[Input material]:
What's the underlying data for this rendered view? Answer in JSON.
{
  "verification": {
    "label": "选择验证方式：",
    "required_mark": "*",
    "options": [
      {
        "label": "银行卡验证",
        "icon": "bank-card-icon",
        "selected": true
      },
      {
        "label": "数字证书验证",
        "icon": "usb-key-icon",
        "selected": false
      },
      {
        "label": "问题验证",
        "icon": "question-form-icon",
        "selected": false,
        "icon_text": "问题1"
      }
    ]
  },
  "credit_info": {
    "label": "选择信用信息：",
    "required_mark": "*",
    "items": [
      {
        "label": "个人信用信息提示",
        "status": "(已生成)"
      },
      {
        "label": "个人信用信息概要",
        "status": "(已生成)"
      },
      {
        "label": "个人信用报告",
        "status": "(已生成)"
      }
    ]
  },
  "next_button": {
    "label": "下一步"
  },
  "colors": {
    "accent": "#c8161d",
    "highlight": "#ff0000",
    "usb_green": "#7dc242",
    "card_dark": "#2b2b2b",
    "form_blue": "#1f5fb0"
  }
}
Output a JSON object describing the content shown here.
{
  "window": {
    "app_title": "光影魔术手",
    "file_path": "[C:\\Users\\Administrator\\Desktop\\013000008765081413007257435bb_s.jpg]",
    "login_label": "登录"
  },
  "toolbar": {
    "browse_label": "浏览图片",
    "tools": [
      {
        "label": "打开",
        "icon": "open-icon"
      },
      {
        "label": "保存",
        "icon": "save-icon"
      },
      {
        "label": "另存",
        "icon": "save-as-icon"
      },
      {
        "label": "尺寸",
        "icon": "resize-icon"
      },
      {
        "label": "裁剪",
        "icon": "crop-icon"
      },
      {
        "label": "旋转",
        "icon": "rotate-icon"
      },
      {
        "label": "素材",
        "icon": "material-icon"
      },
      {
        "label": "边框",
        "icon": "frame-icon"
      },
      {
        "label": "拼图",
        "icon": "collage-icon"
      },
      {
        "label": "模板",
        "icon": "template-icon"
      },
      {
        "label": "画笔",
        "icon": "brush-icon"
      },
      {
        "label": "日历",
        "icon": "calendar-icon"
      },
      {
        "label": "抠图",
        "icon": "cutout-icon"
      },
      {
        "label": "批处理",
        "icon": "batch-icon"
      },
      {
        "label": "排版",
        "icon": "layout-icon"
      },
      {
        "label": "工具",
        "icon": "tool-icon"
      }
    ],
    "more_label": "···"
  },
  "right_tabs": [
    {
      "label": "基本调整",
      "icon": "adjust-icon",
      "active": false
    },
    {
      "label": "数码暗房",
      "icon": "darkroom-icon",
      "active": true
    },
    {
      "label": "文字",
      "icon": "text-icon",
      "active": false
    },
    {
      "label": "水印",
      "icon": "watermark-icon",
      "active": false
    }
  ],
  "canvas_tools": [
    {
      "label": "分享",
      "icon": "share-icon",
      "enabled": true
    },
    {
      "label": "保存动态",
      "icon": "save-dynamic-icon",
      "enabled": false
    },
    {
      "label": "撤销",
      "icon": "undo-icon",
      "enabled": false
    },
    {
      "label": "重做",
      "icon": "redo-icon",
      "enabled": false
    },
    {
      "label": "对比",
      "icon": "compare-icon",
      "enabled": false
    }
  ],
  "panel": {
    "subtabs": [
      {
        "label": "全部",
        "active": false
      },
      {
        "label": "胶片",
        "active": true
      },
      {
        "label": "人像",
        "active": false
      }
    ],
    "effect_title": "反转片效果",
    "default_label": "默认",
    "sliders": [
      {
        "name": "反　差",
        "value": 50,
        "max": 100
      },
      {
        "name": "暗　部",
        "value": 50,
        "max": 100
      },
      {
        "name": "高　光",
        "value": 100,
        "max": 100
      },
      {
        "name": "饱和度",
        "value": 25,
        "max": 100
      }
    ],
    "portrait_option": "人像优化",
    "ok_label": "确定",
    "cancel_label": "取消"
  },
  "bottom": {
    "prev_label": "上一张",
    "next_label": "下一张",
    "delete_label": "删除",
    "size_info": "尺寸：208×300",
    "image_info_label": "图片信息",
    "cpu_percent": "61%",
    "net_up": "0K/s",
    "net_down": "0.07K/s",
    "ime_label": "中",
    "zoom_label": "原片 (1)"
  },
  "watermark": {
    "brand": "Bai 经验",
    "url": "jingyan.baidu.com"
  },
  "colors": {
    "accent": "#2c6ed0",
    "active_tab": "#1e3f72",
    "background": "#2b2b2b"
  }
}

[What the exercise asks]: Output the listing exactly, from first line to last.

[Response box]:
What's the underlying data for this rendered view? Answer in JSON.
{
  "verification": {
    "label": "选择验证方式：",
    "required_mark": "*",
    "options": [
      {
        "label": "银行卡验证",
        "icon": "bank-card-icon",
        "selected": true
      },
      {
        "label": "数字证书验证",
        "icon": "usb-key-icon",
        "selected": false
      },
      {
        "label": "问题验证",
        "icon": "question-form-icon",
        "selected": false,
        "icon_text": "问题1"
      }
    ]
  },
  "credit_info": {
    "label": "选择信用信息：",
    "required_mark": "*",
    "items": [
      {
        "label": "个人信用信息提示",
        "status": "(已生成)"
      },
      {
        "label": "个人信用信息概要",
        "status": "(已生成)"
      },
      {
        "label": "个人信用报告",
        "status": "(已生成)"
      }
    ]
  },
  "next_button": {
    "label": "下一步"
  },
  "colors": {
    "accent": "#c8161d",
    "highlight": "#ff0000",
    "usb_green": "#7dc242",
    "card_dark": "#2b2b2b",
    "form_blue": "#1f5fb0"
  }
}
Output a JSON object describing the content shown here.
{
  "window": {
    "app_title": "光影魔术手",
    "file_path": "[C:\\Users\\Administrator\\Desktop\\013000008765081413007257435bb_s.jpg]",
    "login_label": "登录"
  },
  "toolbar": {
    "browse_label": "浏览图片",
    "tools": [
      {
        "label": "打开",
        "icon": "open-icon"
      },
      {
        "label": "保存",
        "icon": "save-icon"
      },
      {
        "label": "另存",
        "icon": "save-as-icon"
      },
      {
        "label": "尺寸",
        "icon": "resize-icon"
      },
      {
        "label": "裁剪",
        "icon": "crop-icon"
      },
      {
        "label": "旋转",
        "icon": "rotate-icon"
      },
      {
        "label": "素材",
        "icon": "material-icon"
      },
      {
        "label": "边框",
        "icon": "frame-icon"
      },
      {
        "label": "拼图",
        "icon": "collage-icon"
      },
      {
        "label": "模板",
        "icon": "template-icon"
      },
      {
        "label": "画笔",
        "icon": "brush-icon"
      },
      {
        "label": "日历",
        "icon": "calendar-icon"
      },
      {
        "label": "抠图",
        "icon": "cutout-icon"
      },
      {
        "label": "批处理",
        "icon": "batch-icon"
      },
      {
        "label": "排版",
        "icon": "layout-icon"
      },
      {
        "label": "工具",
        "icon": "tool-icon"
      }
    ],
    "more_label": "···"
  },
  "right_tabs": [
    {
      "label": "基本调整",
      "icon": "adjust-icon",
      "active": false
    },
    {
      "label": "数码暗房",
      "icon": "darkroom-icon",
      "active": true
    },
    {
      "label": "文字",
      "icon": "text-icon",
      "active": false
    },
    {
      "label": "水印",
      "icon": "watermark-icon",
      "active": false
    }
  ],
  "canvas_tools": [
    {
      "label": "分享",
      "icon": "share-icon",
      "enabled": true
    },
    {
      "label": "保存动态",
      "icon": "save-dynamic-icon",
      "enabled": false
    },
    {
      "label": "撤销",
      "icon": "undo-icon",
      "enabled": false
    },
    {
      "label": "重做",
      "icon": "redo-icon",
      "enabled": false
    },
    {
      "label": "对比",
      "icon": "compare-icon",
      "enabled": false
    }
  ],
  "panel": {
    "subtabs": [
      {
        "label": "全部",
        "active": false
      },
      {
        "label": "胶片",
        "active": true
      },
      {
        "label": "人像",
        "active": false
      }
    ],
    "effect_title": "反转片效果",
    "default_label": "默认",
    "sliders": [
      {
        "name": "反　差",
        "value": 50,
        "max": 100
      },
      {
        "name": "暗　部",
        "value": 50,
        "max": 100
      },
      {
        "name": "高　光",
        "value": 100,
        "max": 100
      },
      {
        "name": "饱和度",
        "value": 25,
        "max": 100
      }
    ],
    "portrait_option": "人像优化",
    "ok_label": "确定",
    "cancel_label": "取消"
  },
  "bottom": {
    "prev_label": "上一张",
    "next_label": "下一张",
    "delete_label": "删除",
    "size_info": "尺寸：208×300",
    "image_info_label": "图片信息",
    "cpu_percent": "61%",
    "net_up": "0K/s",
    "net_down": "0.07K/s",
    "ime_label": "中",
    "zoom_label": "原片 (1)"
  },
  "watermark": {
    "brand": "Bai 经验",
    "url": "jingyan.baidu.com"
  },
  "colors": {
    "accent": "#2c6ed0",
    "active_tab": "#1e3f72",
    "background": "#2b2b2b"
  }
}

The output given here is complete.